_Task instructions:_ Scan the records for the string "area"; copy each line where it occurs.

Items from an interface collection:
------------------------------------------------

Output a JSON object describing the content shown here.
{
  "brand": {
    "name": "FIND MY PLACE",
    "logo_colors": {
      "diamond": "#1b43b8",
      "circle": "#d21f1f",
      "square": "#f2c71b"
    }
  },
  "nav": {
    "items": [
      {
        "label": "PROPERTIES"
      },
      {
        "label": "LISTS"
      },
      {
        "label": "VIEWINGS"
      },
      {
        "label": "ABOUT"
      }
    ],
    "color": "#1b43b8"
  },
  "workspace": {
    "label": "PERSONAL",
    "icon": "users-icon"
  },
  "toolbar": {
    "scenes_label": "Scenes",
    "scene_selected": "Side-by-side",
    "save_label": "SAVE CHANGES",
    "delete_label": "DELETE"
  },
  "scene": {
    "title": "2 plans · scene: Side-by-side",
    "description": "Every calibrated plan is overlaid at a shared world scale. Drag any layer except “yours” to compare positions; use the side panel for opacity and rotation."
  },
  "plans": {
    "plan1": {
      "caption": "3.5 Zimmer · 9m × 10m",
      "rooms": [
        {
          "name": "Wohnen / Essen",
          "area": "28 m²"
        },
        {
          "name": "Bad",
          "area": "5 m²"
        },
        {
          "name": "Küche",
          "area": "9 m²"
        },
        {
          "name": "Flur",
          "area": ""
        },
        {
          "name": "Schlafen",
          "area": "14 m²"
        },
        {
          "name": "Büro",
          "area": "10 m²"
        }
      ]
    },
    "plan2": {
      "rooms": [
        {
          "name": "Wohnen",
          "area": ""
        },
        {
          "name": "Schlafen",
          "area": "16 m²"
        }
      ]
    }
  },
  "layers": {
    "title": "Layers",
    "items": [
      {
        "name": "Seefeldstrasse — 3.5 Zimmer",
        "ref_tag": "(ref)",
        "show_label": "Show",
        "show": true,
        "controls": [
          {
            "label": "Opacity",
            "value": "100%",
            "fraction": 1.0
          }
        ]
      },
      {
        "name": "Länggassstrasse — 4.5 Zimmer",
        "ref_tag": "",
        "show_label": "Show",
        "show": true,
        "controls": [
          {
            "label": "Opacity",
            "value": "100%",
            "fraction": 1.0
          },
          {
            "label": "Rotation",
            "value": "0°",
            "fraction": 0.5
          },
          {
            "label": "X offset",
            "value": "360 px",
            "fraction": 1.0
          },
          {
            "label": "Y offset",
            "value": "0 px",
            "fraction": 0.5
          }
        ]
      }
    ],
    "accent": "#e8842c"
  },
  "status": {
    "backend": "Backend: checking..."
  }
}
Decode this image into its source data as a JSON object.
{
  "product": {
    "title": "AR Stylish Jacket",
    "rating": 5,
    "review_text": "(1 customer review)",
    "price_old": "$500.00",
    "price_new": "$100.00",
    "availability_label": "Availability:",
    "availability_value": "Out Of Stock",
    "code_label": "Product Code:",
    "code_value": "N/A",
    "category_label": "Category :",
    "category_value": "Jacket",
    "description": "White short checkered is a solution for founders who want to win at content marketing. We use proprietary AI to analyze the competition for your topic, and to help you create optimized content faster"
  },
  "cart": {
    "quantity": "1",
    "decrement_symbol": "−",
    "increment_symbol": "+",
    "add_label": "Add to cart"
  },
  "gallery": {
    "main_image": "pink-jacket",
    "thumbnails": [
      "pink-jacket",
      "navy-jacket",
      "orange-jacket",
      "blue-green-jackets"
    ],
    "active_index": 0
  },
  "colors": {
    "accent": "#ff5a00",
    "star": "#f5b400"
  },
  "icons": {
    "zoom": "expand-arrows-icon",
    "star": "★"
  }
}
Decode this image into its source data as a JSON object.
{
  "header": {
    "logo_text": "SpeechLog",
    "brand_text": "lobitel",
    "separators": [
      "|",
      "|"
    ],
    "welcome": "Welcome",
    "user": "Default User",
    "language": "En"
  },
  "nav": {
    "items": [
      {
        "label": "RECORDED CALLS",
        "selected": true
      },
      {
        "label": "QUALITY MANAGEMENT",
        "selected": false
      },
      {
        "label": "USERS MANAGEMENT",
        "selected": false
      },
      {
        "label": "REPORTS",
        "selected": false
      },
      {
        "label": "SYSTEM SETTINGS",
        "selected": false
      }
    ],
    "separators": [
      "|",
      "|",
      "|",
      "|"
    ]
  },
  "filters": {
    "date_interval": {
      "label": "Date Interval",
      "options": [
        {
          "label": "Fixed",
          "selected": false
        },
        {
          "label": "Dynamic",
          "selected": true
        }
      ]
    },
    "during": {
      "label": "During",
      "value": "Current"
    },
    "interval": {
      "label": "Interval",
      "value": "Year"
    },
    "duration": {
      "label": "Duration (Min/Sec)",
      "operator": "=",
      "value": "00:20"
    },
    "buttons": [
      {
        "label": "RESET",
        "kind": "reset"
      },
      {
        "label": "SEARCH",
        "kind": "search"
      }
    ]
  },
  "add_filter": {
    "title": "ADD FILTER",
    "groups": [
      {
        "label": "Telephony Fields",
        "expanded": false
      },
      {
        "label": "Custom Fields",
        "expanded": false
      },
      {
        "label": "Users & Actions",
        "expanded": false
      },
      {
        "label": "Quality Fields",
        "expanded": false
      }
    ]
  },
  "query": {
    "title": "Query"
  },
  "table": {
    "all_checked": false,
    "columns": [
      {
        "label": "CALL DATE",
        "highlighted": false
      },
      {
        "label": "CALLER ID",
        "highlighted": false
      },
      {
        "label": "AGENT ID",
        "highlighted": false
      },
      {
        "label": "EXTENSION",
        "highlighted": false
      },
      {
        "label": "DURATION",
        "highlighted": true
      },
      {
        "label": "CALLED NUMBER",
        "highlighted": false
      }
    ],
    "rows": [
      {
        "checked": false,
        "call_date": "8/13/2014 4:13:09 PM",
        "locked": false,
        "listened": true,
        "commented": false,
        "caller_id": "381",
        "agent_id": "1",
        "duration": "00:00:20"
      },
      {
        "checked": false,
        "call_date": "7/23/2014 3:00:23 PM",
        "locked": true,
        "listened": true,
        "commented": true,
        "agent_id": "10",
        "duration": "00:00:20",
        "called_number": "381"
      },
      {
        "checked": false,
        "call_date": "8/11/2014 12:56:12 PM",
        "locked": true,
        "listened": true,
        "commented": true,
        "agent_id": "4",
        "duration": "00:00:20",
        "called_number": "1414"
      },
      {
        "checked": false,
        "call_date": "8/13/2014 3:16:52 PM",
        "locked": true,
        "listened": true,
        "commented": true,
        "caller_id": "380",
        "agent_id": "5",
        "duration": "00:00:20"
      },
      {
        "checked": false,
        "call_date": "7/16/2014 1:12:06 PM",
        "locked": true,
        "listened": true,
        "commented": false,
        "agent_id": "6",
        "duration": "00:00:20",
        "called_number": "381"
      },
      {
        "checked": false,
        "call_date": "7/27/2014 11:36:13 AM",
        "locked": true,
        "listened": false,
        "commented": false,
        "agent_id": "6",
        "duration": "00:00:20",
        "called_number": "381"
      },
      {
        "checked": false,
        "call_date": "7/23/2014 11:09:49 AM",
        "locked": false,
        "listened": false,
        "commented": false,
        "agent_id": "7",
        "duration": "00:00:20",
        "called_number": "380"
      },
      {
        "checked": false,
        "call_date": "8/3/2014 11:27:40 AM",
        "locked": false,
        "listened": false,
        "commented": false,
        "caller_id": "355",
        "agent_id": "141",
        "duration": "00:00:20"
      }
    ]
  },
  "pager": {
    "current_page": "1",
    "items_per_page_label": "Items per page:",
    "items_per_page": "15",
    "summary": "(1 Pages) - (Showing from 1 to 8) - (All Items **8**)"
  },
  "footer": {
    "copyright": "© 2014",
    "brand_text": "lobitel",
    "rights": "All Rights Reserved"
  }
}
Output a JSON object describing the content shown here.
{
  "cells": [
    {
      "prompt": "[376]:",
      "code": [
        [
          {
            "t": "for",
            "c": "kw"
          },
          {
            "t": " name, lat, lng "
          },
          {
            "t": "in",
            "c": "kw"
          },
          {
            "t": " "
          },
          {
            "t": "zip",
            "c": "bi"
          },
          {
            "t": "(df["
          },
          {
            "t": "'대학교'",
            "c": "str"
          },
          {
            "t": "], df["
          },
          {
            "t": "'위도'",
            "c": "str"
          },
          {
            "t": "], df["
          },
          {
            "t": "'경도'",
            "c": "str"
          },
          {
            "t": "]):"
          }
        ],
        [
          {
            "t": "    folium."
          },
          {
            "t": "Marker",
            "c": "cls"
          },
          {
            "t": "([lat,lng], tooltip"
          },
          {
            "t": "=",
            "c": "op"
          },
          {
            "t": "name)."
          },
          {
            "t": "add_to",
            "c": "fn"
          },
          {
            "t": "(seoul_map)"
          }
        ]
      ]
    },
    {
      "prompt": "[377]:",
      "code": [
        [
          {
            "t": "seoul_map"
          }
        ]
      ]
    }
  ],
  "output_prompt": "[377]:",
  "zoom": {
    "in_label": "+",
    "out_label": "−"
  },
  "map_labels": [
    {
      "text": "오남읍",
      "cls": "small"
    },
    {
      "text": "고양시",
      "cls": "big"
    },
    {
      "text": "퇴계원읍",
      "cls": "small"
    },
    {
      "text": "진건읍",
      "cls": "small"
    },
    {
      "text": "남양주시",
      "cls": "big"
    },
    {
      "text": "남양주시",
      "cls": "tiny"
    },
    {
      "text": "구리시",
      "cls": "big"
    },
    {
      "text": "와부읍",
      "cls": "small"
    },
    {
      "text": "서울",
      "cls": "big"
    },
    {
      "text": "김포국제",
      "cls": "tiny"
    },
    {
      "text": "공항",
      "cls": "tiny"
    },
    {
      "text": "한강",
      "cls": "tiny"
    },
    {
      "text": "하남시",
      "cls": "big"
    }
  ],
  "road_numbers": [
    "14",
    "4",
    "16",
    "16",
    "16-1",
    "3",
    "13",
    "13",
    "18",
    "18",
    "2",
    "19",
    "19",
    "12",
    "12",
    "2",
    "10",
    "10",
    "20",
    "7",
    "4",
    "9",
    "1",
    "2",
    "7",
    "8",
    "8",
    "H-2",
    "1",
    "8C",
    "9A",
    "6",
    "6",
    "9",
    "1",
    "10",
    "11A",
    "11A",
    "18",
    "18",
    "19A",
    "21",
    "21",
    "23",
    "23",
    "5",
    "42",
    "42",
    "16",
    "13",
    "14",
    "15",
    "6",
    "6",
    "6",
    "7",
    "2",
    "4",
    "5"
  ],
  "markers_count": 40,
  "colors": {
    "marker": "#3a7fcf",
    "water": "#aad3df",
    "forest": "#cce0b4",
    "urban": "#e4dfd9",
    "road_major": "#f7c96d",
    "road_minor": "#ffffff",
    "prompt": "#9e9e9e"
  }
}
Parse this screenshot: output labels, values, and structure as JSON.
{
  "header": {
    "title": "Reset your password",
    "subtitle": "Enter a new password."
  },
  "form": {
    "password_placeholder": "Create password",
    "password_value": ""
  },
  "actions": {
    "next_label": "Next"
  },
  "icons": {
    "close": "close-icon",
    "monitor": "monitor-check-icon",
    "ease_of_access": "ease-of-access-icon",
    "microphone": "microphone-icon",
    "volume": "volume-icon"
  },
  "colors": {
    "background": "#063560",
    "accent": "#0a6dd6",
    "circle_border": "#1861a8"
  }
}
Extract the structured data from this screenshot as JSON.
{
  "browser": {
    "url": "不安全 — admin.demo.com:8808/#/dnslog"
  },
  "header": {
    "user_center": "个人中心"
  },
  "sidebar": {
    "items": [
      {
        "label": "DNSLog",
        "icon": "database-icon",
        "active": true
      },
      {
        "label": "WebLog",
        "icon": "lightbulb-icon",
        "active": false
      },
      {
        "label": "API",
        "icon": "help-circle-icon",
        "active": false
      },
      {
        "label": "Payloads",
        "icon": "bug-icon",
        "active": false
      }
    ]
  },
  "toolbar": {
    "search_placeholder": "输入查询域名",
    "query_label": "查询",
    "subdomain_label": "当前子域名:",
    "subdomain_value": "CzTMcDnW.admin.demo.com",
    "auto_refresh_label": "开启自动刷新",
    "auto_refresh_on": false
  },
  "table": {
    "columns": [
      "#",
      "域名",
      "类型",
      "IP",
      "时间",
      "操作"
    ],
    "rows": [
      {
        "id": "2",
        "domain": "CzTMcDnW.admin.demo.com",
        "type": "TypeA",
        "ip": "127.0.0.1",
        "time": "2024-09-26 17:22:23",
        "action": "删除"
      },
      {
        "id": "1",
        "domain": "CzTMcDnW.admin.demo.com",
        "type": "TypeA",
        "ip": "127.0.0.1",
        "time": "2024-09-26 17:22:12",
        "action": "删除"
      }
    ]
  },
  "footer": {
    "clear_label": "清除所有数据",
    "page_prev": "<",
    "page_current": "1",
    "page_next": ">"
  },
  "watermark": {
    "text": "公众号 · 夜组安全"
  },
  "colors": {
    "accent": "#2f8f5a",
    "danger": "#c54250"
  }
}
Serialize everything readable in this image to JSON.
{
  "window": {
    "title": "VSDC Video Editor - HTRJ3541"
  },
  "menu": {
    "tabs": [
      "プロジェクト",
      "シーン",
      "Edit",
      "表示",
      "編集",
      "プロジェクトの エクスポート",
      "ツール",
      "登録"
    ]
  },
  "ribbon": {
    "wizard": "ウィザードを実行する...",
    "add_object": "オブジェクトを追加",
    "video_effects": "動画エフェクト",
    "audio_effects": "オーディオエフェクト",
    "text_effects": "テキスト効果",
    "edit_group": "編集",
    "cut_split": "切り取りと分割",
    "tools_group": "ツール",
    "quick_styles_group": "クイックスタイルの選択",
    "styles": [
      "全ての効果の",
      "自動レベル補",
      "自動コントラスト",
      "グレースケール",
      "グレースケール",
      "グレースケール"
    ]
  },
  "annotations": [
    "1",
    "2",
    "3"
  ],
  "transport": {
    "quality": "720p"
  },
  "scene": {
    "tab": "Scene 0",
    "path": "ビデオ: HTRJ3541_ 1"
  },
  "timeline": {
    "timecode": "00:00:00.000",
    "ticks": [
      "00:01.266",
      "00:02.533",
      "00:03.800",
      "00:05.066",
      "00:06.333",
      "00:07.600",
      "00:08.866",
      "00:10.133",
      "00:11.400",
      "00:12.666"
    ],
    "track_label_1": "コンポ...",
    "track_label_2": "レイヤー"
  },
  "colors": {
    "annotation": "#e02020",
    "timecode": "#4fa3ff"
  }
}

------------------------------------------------

_Response to the task:_
          "area": "28 m²"
          "area": "5 m²"
          "area": "9 m²"
          "area": ""
          "area": "14 m²"
          "area": "10 m²"
          "area": ""
          "area": "16 m²"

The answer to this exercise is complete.